Principal Hellen Kimutai said the school was to be relocated to a nearby village polytechnic, but there was not enough space at the vocational training centre.
Kimutai said she was confident construction of the new school will be completed before the end of this year.
She said the school administration has requested the government to deploy the National Youth Service (NYS) to hasten the construction.
“We have already received Sh100 million from the Ministry of Education. We have the designs of the classrooms, administration block, dormitories and other structures and they have been approved by the ministry,” the principal said.
Across the border, Chesegon Primary School in West Pokot County was swept away by floods and landslide on April 18, last year, and it will not open.
KCPE candidates and Grade Four pupils have been moved to Cheptulel Primary School while the rest of the learners will be moved to Chesegon Technical Training Institute whose construction is yet to be completed.
West Pokot County Education Director Jacob Onyiego said Chesegon primary is not suitable for learning after the destruction caused by the landslide.
In Baringo County, education officials and parents will have a rough time trying to accommodate hundreds of children displaced by swelling lakes Baringo and Bogoria in neighbouring schools.
At least 39 schools were either partially destroyed or completely submerged by water from the lakes, whose volumes have increased tremendously in the past one year.
Twelve primary, five secondary and 22 early childhood schools have been submerged.
The affected schools include Ngambo Secondary and Primary, Kiserian Primary, Nosukro Primary, Lake Baringo and Kiserian Secondary.
Kampi Samaki Primary School will host Lake Baringo Secondary students, while Meisori Secondary will host Salabani Secondary learners. Ngambo Secondary students will be accommodated by Lake Bogoria Girls.
Plans by national and county governments to rehabilitate the schools have hit a snag, as there is no end in sight to the lakes’ swelling.
Meanwhile, school heads in Nakuru are struggling with the headache of distributing teachers, as more classes are set to be established to attain social distancing among learners. A spot check by The Standard established that all the schools in Nakuru County selected to receive additional desks and chairs from the government received 50 desks each.
Grace Maina, the principal of St Maria Veronica Girls School, said the institution, with 650 learners, now needs an additional six teachers even after recently recruiting two.
“We had 10 classrooms and have completed the construction of four new ones. We have two laboratories and two tents, which will create another four classes. However, we don’t have enough teachers to attend to all the new classes,” said Maina.
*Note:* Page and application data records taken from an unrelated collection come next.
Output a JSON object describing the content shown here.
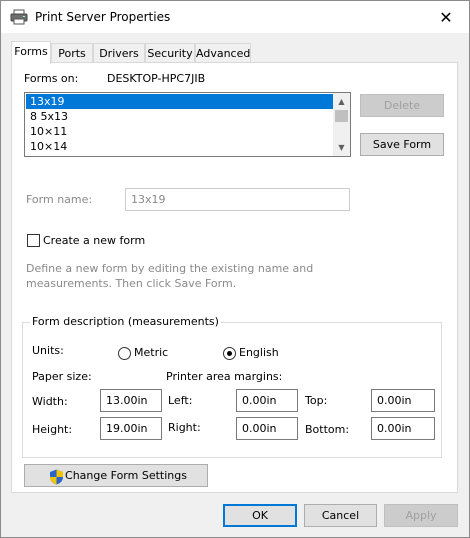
{
  "window": {
    "title": "Print Server Properties",
    "close_glyph": "✕"
  },
  "tabs": [
    {
      "label": "Forms",
      "active": true
    },
    {
      "label": "Ports",
      "active": false
    },
    {
      "label": "Drivers",
      "active": false
    },
    {
      "label": "Security",
      "active": false
    },
    {
      "label": "Advanced",
      "active": false
    }
  ],
  "forms_on": {
    "label": "Forms on:",
    "server": "DESKTOP-HPC7JIB"
  },
  "forms_list": {
    "items": [
      "13x19",
      "8 5x13",
      "10×11",
      "10×14"
    ],
    "selected": "13x19"
  },
  "buttons": {
    "delete": "Delete",
    "save_form": "Save Form",
    "change_form_settings": "Change Form Settings",
    "ok": "OK",
    "cancel": "Cancel",
    "apply": "Apply"
  },
  "form_name": {
    "label": "Form name:",
    "value": "13x19"
  },
  "create_new": {
    "label": "Create a new form",
    "checked": false
  },
  "help_text": {
    "line1": "Define a new form by editing the existing name and",
    "line2": "measurements. Then click Save Form."
  },
  "description": {
    "title": "Form description (measurements)",
    "units_label": "Units:",
    "metric_label": "Metric",
    "english_label": "English",
    "selected_unit": "English",
    "paper_size_label": "Paper size:",
    "margins_label": "Printer area margins:",
    "width_label": "Width:",
    "width_value": "13.00in",
    "height_label": "Height:",
    "height_value": "19.00in",
    "left_label": "Left:",
    "left_value": "0.00in",
    "right_label": "Right:",
    "right_value": "0.00in",
    "top_label": "Top:",
    "top_value": "0.00in",
    "bottom_label": "Bottom:",
    "bottom_value": "0.00in"
  },
  "icons": {
    "title": "printer-icon",
    "uac": "uac-shield-icon",
    "close": "close-icon"
  },
  "colors": {
    "selection": "#0078d7",
    "window_bg": "#f0f0f0",
    "panel_bg": "#ffffff"
  }
}
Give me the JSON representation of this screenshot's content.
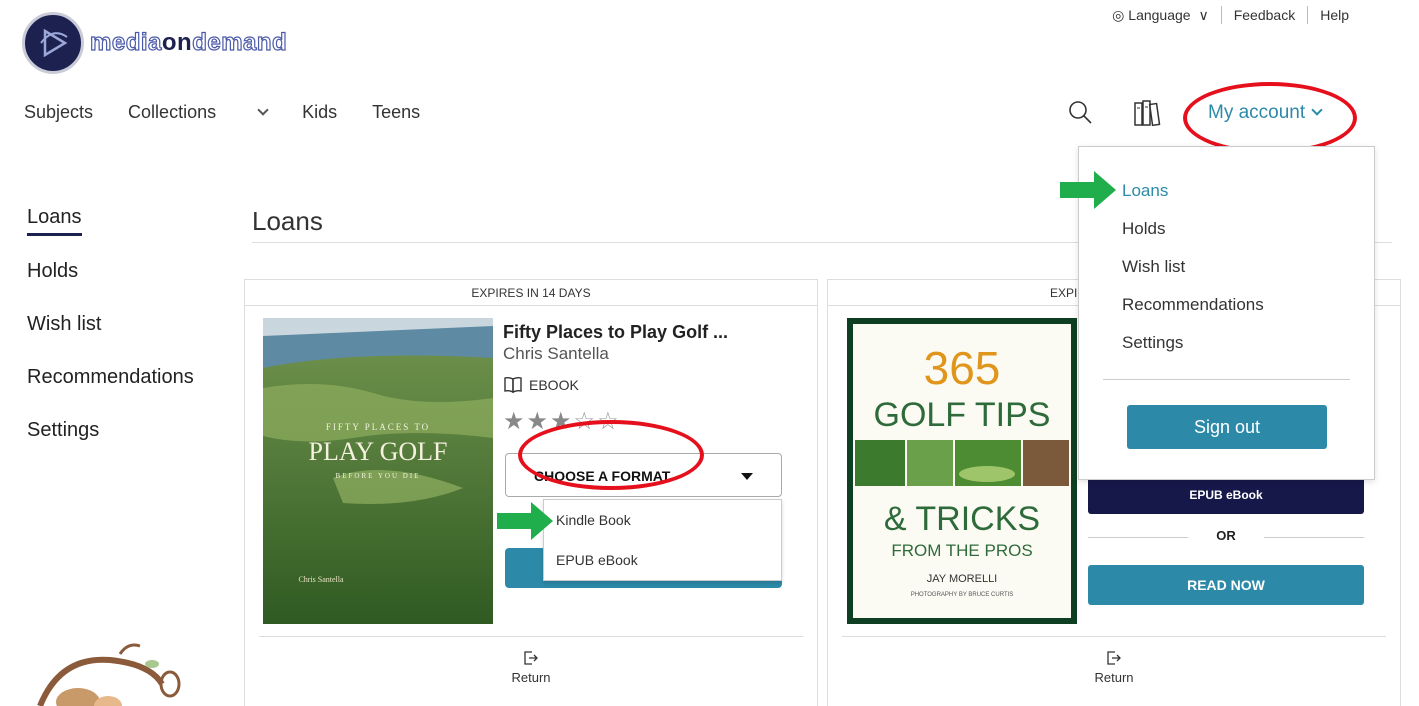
{
  "brand": {
    "logo_text_a": "media",
    "logo_text_b": "on",
    "logo_text_c": "demand"
  },
  "utility_nav": {
    "language": "Language",
    "feedback": "Feedback",
    "help": "Help"
  },
  "main_nav": {
    "subjects": "Subjects",
    "collections": "Collections",
    "kids": "Kids",
    "teens": "Teens",
    "my_account": "My account"
  },
  "sidebar": {
    "items": [
      {
        "label": "Loans"
      },
      {
        "label": "Holds"
      },
      {
        "label": "Wish list"
      },
      {
        "label": "Recommendations"
      },
      {
        "label": "Settings"
      }
    ]
  },
  "page": {
    "title": "Loans"
  },
  "cards": [
    {
      "expires": "EXPIRES IN 14 DAYS",
      "title": "Fifty Places to Play Golf ...",
      "author": "Chris Santella",
      "format": "EBOOK",
      "rating": 3,
      "rating_max": 5,
      "format_select": "CHOOSE A FORMAT",
      "format_options": [
        "Kindle Book",
        "EPUB eBook"
      ],
      "cover": {
        "line1": "FIFTY PLACES TO",
        "line2": "PLAY GOLF",
        "line3": "BEFORE YOU DIE",
        "author": "Chris Santella"
      },
      "return_label": "Return"
    },
    {
      "expires": "EXPI",
      "cover": {
        "line1": "365",
        "line2": "GOLF TIPS",
        "line3": "& TRICKS",
        "line4": "FROM THE PROS",
        "line5": "JAY MORELLI",
        "line6": "PHOTOGRAPHY BY BRUCE CURTIS"
      },
      "epub_button": "EPUB eBook",
      "or_label": "OR",
      "read_now": "READ NOW",
      "return_label": "Return"
    }
  ],
  "account_menu": {
    "items": [
      {
        "label": "Loans"
      },
      {
        "label": "Holds"
      },
      {
        "label": "Wish list"
      },
      {
        "label": "Recommendations"
      },
      {
        "label": "Settings"
      }
    ],
    "sign_out": "Sign out"
  },
  "colors": {
    "accent": "#2c8aa8",
    "navy": "#1d2150",
    "dark_button": "#17184a",
    "annotation_red": "#e5101c",
    "annotation_green": "#1fae4b"
  }
}
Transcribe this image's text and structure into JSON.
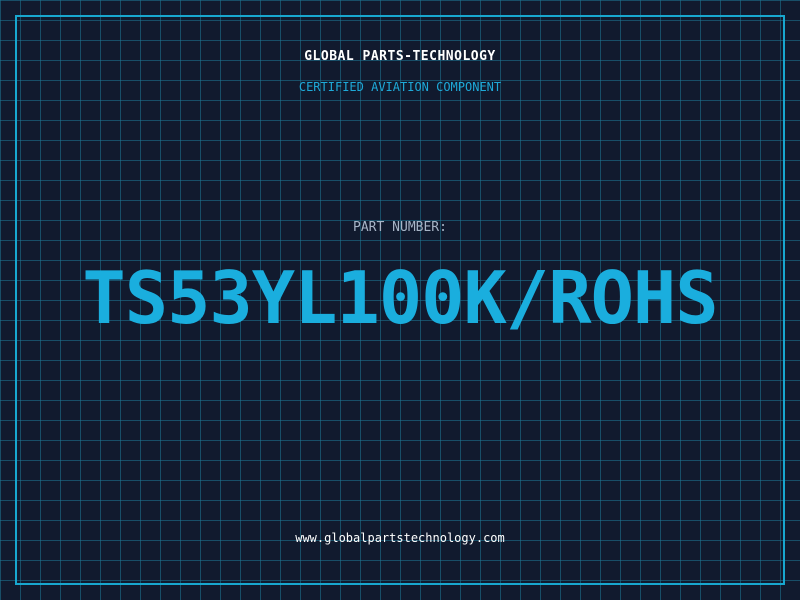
{
  "header": {
    "company": "GLOBAL PARTS-TECHNOLOGY",
    "tagline": "CERTIFIED AVIATION COMPONENT"
  },
  "part": {
    "label": "PART NUMBER:",
    "number": "TS53YL100K/ROHS"
  },
  "footer": {
    "website": "www.globalpartstechnology.com"
  },
  "colors": {
    "background": "#111a2e",
    "grid": "#1e7896",
    "frame": "#18a7cf",
    "accent": "#1aaede",
    "label": "#a7b4c6",
    "text": "#ffffff"
  }
}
The situation is the same at Menengai High School where principal Richard Ngatia said they have so far created four extra classrooms.
[Stephen Rutto, Irissheel Shanzu, Julius Chepkwony, Kennedy Gachuhi, Antony Gitonga and James Munyeki]